**TRY IT:**
If a line in the listing below has the string "Digital", copy it out.

-------- MATERIAL SHOWN

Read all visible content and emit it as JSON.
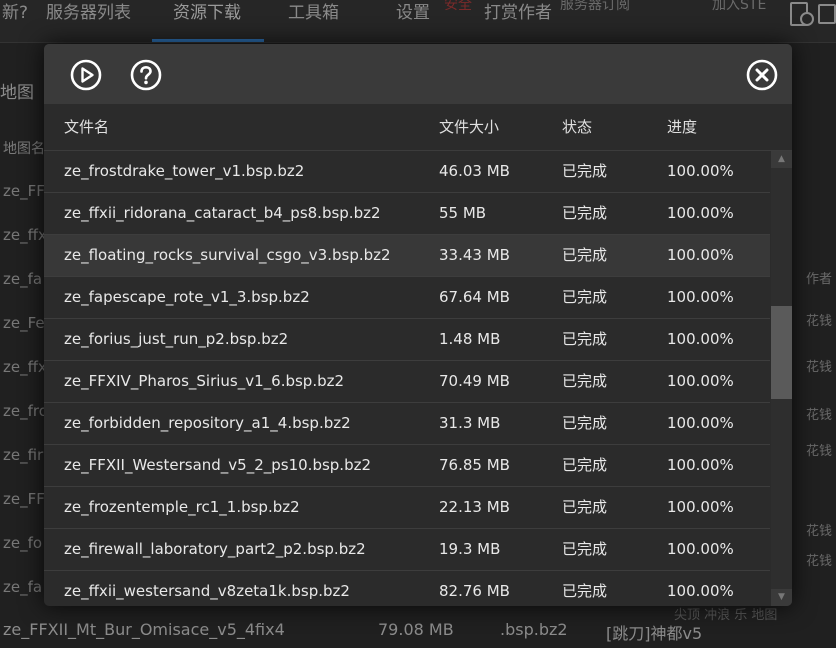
{
  "background": {
    "tabs": [
      {
        "label": "新? "
      },
      {
        "label": "服务器列表"
      },
      {
        "label": "资源下载"
      },
      {
        "label": "工具箱"
      },
      {
        "label": "设置"
      },
      {
        "label": "打赏作者"
      }
    ],
    "top_fragments": {
      "red": "安全",
      "gray": "服务器订阅",
      "right": "加入STE"
    },
    "side_title": "地图",
    "column_header": "地图名",
    "left_rows": [
      "ze_FF",
      "ze_ffx",
      "ze_fa",
      "ze_Fe",
      "ze_ffx",
      "ze_fro",
      "ze_fir",
      "ze_FF",
      "ze_fo",
      "ze_fa"
    ],
    "right_fragments": [
      "作者",
      "花钱",
      "花钱",
      "花钱",
      "花钱",
      "花钱",
      "花钱"
    ],
    "bottom_row": {
      "name": "ze_FFXII_Mt_Bur_Omisace_v5_4fix4",
      "size": "79.08 MB",
      "ext": ".bsp.bz2",
      "desc": "[跳刀]神都v5"
    },
    "bottom_sub": "尖顶 冲浪 乐 地图"
  },
  "modal": {
    "toolbar": {
      "play_icon": "play-circle-icon",
      "help_icon": "help-circle-icon",
      "close_icon": "close-circle-icon"
    },
    "columns": {
      "name": "文件名",
      "size": "文件大小",
      "status": "状态",
      "progress": "进度"
    },
    "rows": [
      {
        "name": "ze_frostdrake_tower_v1.bsp.bz2",
        "size": "46.03 MB",
        "status": "已完成",
        "progress": "100.00%"
      },
      {
        "name": "ze_ffxii_ridorana_cataract_b4_ps8.bsp.bz2",
        "size": "55 MB",
        "status": "已完成",
        "progress": "100.00%"
      },
      {
        "name": "ze_floating_rocks_survival_csgo_v3.bsp.bz2",
        "size": "33.43 MB",
        "status": "已完成",
        "progress": "100.00%"
      },
      {
        "name": "ze_fapescape_rote_v1_3.bsp.bz2",
        "size": "67.64 MB",
        "status": "已完成",
        "progress": "100.00%"
      },
      {
        "name": "ze_forius_just_run_p2.bsp.bz2",
        "size": "1.48 MB",
        "status": "已完成",
        "progress": "100.00%"
      },
      {
        "name": "ze_FFXIV_Pharos_Sirius_v1_6.bsp.bz2",
        "size": "70.49 MB",
        "status": "已完成",
        "progress": "100.00%"
      },
      {
        "name": "ze_forbidden_repository_a1_4.bsp.bz2",
        "size": "31.3 MB",
        "status": "已完成",
        "progress": "100.00%"
      },
      {
        "name": "ze_FFXII_Westersand_v5_2_ps10.bsp.bz2",
        "size": "76.85 MB",
        "status": "已完成",
        "progress": "100.00%"
      },
      {
        "name": "ze_frozentemple_rc1_1.bsp.bz2",
        "size": "22.13 MB",
        "status": "已完成",
        "progress": "100.00%"
      },
      {
        "name": "ze_firewall_laboratory_part2_p2.bsp.bz2",
        "size": "19.3 MB",
        "status": "已完成",
        "progress": "100.00%"
      }
    ],
    "partial_row": {
      "name": "ze_ffxii_westersand_v8zeta1k.bsp.bz2",
      "size": "82.76 MB",
      "status": "已完成",
      "progress": "100.00%"
    },
    "hover_row_index": 2,
    "scrollbar": {
      "up_arrow": "▲",
      "down_arrow": "▼",
      "scroll_position_fraction": 0.42,
      "visible_fraction": 0.22
    }
  }
}
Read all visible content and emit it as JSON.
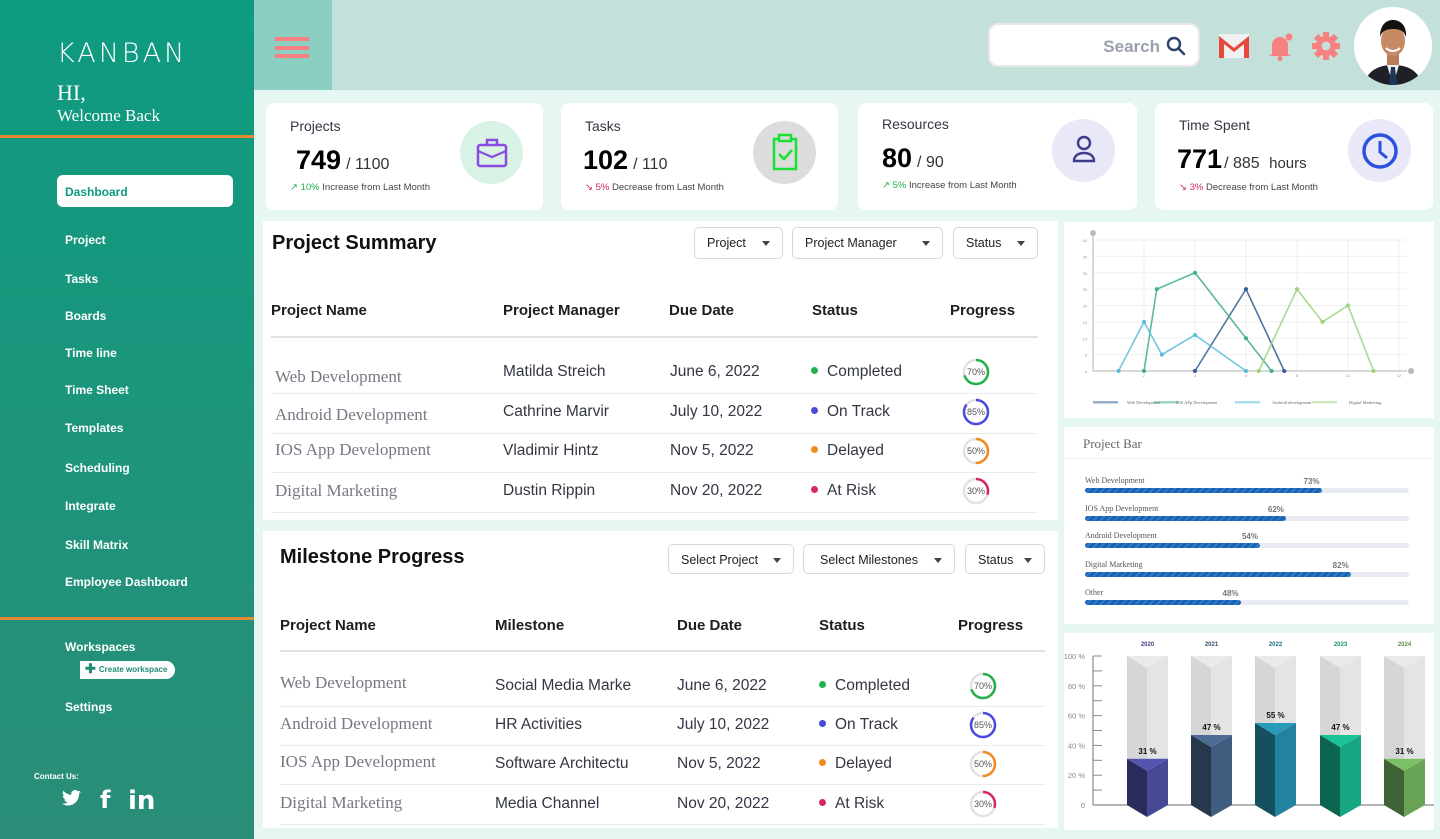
{
  "sidebar": {
    "logo": "KANBAN",
    "greeting": "HI,",
    "welcome": "Welcome Back",
    "active_item": "Dashboard",
    "items": [
      "Project",
      "Tasks",
      "Boards",
      "Time line",
      "Time Sheet",
      "Templates",
      "Scheduling",
      "Integrate",
      "Skill Matrix",
      "Employee Dashboard"
    ],
    "workspaces_label": "Workspaces",
    "create_workspace": "Create workspace",
    "settings_label": "Settings",
    "contact_label": "Contact Us:",
    "social": {
      "twitter": "twitter-icon",
      "facebook": "f",
      "linkedin": "in"
    }
  },
  "topbar": {
    "search_placeholder": "Search",
    "icons": [
      "menu-icon",
      "gmail-icon",
      "bell-icon",
      "gear-icon",
      "avatar"
    ],
    "accent_color": "#f78080"
  },
  "stats": [
    {
      "title": "Projects",
      "value": "749",
      "total": "/ 1100",
      "unit": "",
      "trend_pct": "10%",
      "trend_text": "Increase from Last Month",
      "trend": "up",
      "icon": "briefcase-icon"
    },
    {
      "title": "Tasks",
      "value": "102",
      "total": "/ 110",
      "unit": "",
      "trend_pct": "5%",
      "trend_text": "Decrease from Last Month",
      "trend": "down",
      "icon": "clipboard-check-icon"
    },
    {
      "title": "Resources",
      "value": "80",
      "total": "/ 90",
      "unit": "",
      "trend_pct": "5%",
      "trend_text": "Increase from Last Month",
      "trend": "up",
      "icon": "user-icon"
    },
    {
      "title": "Time Spent",
      "value": "771",
      "total": "/ 885",
      "unit": "hours",
      "trend_pct": "3%",
      "trend_text": "Decrease from Last Month",
      "trend": "down",
      "icon": "clock-icon"
    }
  ],
  "project_summary": {
    "title": "Project Summary",
    "filters": [
      "Project",
      "Project Manager",
      "Status"
    ],
    "columns": [
      "Project Name",
      "Project Manager",
      "Due Date",
      "Status",
      "Progress"
    ],
    "rows": [
      {
        "name": "Web Development",
        "manager": "Matilda Streich",
        "due": "June 6, 2022",
        "status": "Completed",
        "status_color": "#22b14c",
        "progress": 70
      },
      {
        "name": "Android Development",
        "manager": "Cathrine Marvir",
        "due": "July 10, 2022",
        "status": "On Track",
        "status_color": "#4a4ae0",
        "progress": 85
      },
      {
        "name": "IOS App Development",
        "manager": "Vladimir Hintz",
        "due": "Nov 5, 2022",
        "status": "Delayed",
        "status_color": "#f08a1c",
        "progress": 50
      },
      {
        "name": "Digital Marketing",
        "manager": "Dustin Rippin",
        "due": "Nov 20, 2022",
        "status": "At Risk",
        "status_color": "#d6285b",
        "progress": 30
      }
    ]
  },
  "milestone_progress": {
    "title": "Milestone Progress",
    "filters": [
      "Select Project",
      "Select Milestones",
      "Status"
    ],
    "columns": [
      "Project Name",
      "Milestone",
      "Due Date",
      "Status",
      "Progress"
    ],
    "rows": [
      {
        "name": "Web Development",
        "milestone": "Social Media Marke",
        "due": "June 6, 2022",
        "status": "Completed",
        "status_color": "#22b14c",
        "progress": 70
      },
      {
        "name": "Android Development",
        "milestone": "HR Activities",
        "due": "July 10, 2022",
        "status": "On Track",
        "status_color": "#4a4ae0",
        "progress": 85
      },
      {
        "name": "IOS App Development",
        "milestone": "Software Architectu",
        "due": "Nov 5, 2022",
        "status": "Delayed",
        "status_color": "#f08a1c",
        "progress": 50
      },
      {
        "name": "Digital Marketing",
        "milestone": "Media Channel",
        "due": "Nov 20, 2022",
        "status": "At Risk",
        "status_color": "#d6285b",
        "progress": 30
      }
    ]
  },
  "chart_data": [
    {
      "type": "line",
      "title": "",
      "xlabel": "",
      "ylabel": "",
      "xlim": [
        0,
        12
      ],
      "ylim": [
        0,
        40
      ],
      "grid": true,
      "legend": "bottom",
      "series": [
        {
          "name": "Web Development",
          "color": "#2c5d93",
          "points": [
            [
              4,
              0
            ],
            [
              6,
              25
            ],
            [
              7.5,
              0
            ]
          ]
        },
        {
          "name": "IOS APp Development",
          "color": "#3fae8e",
          "points": [
            [
              2,
              0
            ],
            [
              2.5,
              25
            ],
            [
              4,
              30
            ],
            [
              6,
              10
            ],
            [
              7,
              0
            ]
          ]
        },
        {
          "name": "Android development",
          "color": "#59bcd9",
          "points": [
            [
              1,
              0
            ],
            [
              2,
              15
            ],
            [
              2.7,
              5
            ],
            [
              4,
              11
            ],
            [
              6,
              0
            ]
          ]
        },
        {
          "name": "Digital Marketing",
          "color": "#9cd27e",
          "points": [
            [
              6.5,
              0
            ],
            [
              8,
              25
            ],
            [
              9,
              15
            ],
            [
              10,
              20
            ],
            [
              11,
              0
            ]
          ]
        }
      ]
    },
    {
      "type": "bar",
      "orientation": "horizontal",
      "title": "Project Bar",
      "categories": [
        "Web Development",
        "IOS App Development",
        "Android Development",
        "Digital Marketing",
        "Other"
      ],
      "values": [
        73,
        62,
        54,
        82,
        48
      ],
      "value_labels": [
        "73%",
        "62%",
        "54%",
        "82%",
        "48%"
      ],
      "xlim": [
        0,
        100
      ]
    },
    {
      "type": "bar",
      "title": "",
      "categories": [
        "2020",
        "2021",
        "2022",
        "2023",
        "2024"
      ],
      "values": [
        31,
        47,
        55,
        47,
        31
      ],
      "value_labels": [
        "31 %",
        "47 %",
        "55 %",
        "47 %",
        "31 %"
      ],
      "colors": [
        "#3e3f82",
        "#38506e",
        "#1e7289",
        "#139070",
        "#5b8e4b"
      ],
      "ylim": [
        0,
        100
      ],
      "yticks": [
        "0",
        "20 %",
        "40 %",
        "60 %",
        "80 %",
        "100 %"
      ]
    }
  ]
}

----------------

**SOLUTION TO THE PROBLEM:**
        "name": "Digital Marketing",
        "name": "Digital Marketing",
          "name": "Digital Marketing",
        "Digital Marketing",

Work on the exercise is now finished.